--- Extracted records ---

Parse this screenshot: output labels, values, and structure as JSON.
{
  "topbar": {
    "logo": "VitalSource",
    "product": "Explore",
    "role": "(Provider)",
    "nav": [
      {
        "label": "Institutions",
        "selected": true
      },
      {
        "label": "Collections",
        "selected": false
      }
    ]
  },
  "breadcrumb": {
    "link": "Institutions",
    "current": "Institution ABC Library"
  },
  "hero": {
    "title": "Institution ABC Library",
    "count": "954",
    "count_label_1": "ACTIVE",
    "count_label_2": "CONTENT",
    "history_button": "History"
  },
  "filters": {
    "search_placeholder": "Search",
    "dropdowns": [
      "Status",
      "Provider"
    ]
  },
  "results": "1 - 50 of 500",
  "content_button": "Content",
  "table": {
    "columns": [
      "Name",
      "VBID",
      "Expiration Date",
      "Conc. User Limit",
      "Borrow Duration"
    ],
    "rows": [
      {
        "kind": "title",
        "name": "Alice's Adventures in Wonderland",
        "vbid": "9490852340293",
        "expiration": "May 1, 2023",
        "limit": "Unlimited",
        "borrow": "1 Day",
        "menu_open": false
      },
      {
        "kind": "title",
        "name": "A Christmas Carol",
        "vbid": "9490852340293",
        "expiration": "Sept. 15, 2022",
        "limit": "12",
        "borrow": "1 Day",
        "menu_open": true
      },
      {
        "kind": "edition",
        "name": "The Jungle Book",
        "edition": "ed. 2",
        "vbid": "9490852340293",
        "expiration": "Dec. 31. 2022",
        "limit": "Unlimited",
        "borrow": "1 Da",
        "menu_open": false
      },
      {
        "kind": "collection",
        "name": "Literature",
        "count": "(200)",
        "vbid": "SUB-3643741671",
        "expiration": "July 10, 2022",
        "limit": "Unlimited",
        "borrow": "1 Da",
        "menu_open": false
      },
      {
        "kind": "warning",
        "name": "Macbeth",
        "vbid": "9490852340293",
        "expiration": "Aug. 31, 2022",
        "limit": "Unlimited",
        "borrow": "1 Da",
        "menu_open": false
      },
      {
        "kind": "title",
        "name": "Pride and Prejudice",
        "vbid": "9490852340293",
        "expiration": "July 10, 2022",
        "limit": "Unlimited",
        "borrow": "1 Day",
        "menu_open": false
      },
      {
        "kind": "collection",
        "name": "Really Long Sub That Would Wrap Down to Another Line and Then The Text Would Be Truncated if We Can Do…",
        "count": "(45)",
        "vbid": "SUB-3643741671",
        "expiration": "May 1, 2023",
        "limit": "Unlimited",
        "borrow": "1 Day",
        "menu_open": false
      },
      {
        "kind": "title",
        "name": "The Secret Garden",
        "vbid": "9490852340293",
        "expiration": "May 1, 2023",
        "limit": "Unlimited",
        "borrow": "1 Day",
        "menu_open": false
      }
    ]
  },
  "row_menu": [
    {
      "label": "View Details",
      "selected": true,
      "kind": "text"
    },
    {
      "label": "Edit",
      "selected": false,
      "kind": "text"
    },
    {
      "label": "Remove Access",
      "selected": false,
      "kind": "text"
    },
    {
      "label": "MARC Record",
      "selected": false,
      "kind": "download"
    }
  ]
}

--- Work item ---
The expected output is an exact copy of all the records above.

--- Answer to this task ---
Parse this screenshot: output labels, values, and structure as JSON.
{
  "topbar": {
    "logo": "VitalSource",
    "product": "Explore",
    "role": "(Provider)",
    "nav": [
      {
        "label": "Institutions",
        "selected": true
      },
      {
        "label": "Collections",
        "selected": false
      }
    ]
  },
  "breadcrumb": {
    "link": "Institutions",
    "current": "Institution ABC Library"
  },
  "hero": {
    "title": "Institution ABC Library",
    "count": "954",
    "count_label_1": "ACTIVE",
    "count_label_2": "CONTENT",
    "history_button": "History"
  },
  "filters": {
    "search_placeholder": "Search",
    "dropdowns": [
      "Status",
      "Provider"
    ]
  },
  "results": "1 - 50 of 500",
  "content_button": "Content",
  "table": {
    "columns": [
      "Name",
      "VBID",
      "Expiration Date",
      "Conc. User Limit",
      "Borrow Duration"
    ],
    "rows": [
      {
        "kind": "title",
        "name": "Alice's Adventures in Wonderland",
        "vbid": "9490852340293",
        "expiration": "May 1, 2023",
        "limit": "Unlimited",
        "borrow": "1 Day",
        "menu_open": false
      },
      {
        "kind": "title",
        "name": "A Christmas Carol",
        "vbid": "9490852340293",
        "expiration": "Sept. 15, 2022",
        "limit": "12",
        "borrow": "1 Day",
        "menu_open": true
      },
      {
        "kind": "edition",
        "name": "The Jungle Book",
        "edition": "ed. 2",
        "vbid": "9490852340293",
        "expiration": "Dec. 31. 2022",
        "limit": "Unlimited",
        "borrow": "1 Da",
        "menu_open": false
      },
      {
        "kind": "collection",
        "name": "Literature",
        "count": "(200)",
        "vbid": "SUB-3643741671",
        "expiration": "July 10, 2022",
        "limit": "Unlimited",
        "borrow": "1 Da",
        "menu_open": false
      },
      {
        "kind": "warning",
        "name": "Macbeth",
        "vbid": "9490852340293",
        "expiration": "Aug. 31, 2022",
        "limit": "Unlimited",
        "borrow": "1 Da",
        "menu_open": false
      },
      {
        "kind": "title",
        "name": "Pride and Prejudice",
        "vbid": "9490852340293",
        "expiration": "July 10, 2022",
        "limit": "Unlimited",
        "borrow": "1 Day",
        "menu_open": false
      },
      {
        "kind": "collection",
        "name": "Really Long Sub That Would Wrap Down to Another Line and Then The Text Would Be Truncated if We Can Do…",
        "count": "(45)",
        "vbid": "SUB-3643741671",
        "expiration": "May 1, 2023",
        "limit": "Unlimited",
        "borrow": "1 Day",
        "menu_open": false
      },
      {
        "kind": "title",
        "name": "The Secret Garden",
        "vbid": "9490852340293",
        "expiration": "May 1, 2023",
        "limit": "Unlimited",
        "borrow": "1 Day",
        "menu_open": false
      }
    ]
  },
  "row_menu": [
    {
      "label": "View Details",
      "selected": true,
      "kind": "text"
    },
    {
      "label": "Edit",
      "selected": false,
      "kind": "text"
    },
    {
      "label": "Remove Access",
      "selected": false,
      "kind": "text"
    },
    {
      "label": "MARC Record",
      "selected": false,
      "kind": "download"
    }
  ]
}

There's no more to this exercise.